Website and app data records
• • •
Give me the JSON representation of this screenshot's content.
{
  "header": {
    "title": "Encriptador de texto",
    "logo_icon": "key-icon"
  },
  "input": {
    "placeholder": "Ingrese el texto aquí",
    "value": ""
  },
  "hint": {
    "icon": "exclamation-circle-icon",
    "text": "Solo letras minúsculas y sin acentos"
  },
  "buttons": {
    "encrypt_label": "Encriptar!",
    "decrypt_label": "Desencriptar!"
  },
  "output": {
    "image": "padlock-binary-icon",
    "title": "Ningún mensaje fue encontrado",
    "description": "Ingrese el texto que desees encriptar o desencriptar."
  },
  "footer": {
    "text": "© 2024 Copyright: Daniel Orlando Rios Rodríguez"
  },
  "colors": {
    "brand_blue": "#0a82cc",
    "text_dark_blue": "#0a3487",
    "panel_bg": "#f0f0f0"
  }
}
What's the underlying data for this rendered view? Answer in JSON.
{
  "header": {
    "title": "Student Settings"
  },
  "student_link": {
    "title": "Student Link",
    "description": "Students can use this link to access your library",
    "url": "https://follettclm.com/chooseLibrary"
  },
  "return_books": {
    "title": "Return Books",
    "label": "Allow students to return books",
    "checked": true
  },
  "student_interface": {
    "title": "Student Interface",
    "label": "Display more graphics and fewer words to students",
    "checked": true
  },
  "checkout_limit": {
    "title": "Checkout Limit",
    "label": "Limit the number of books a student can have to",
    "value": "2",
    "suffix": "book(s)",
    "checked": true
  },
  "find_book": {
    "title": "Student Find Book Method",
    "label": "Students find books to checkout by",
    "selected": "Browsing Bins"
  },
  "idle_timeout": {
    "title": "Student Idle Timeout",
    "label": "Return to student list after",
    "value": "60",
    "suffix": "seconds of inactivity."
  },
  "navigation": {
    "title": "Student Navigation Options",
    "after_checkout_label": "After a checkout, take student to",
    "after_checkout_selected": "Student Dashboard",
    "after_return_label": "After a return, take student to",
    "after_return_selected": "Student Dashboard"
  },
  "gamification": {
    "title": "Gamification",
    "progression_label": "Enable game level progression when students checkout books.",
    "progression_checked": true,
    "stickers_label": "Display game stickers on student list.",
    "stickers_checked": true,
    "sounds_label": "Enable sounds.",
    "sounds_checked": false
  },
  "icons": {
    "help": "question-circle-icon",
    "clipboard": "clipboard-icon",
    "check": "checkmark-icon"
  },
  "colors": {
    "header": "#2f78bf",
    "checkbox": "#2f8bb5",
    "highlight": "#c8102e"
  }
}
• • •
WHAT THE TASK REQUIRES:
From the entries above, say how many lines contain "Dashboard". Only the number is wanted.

ANSWER TO THIS PROBLEM:
2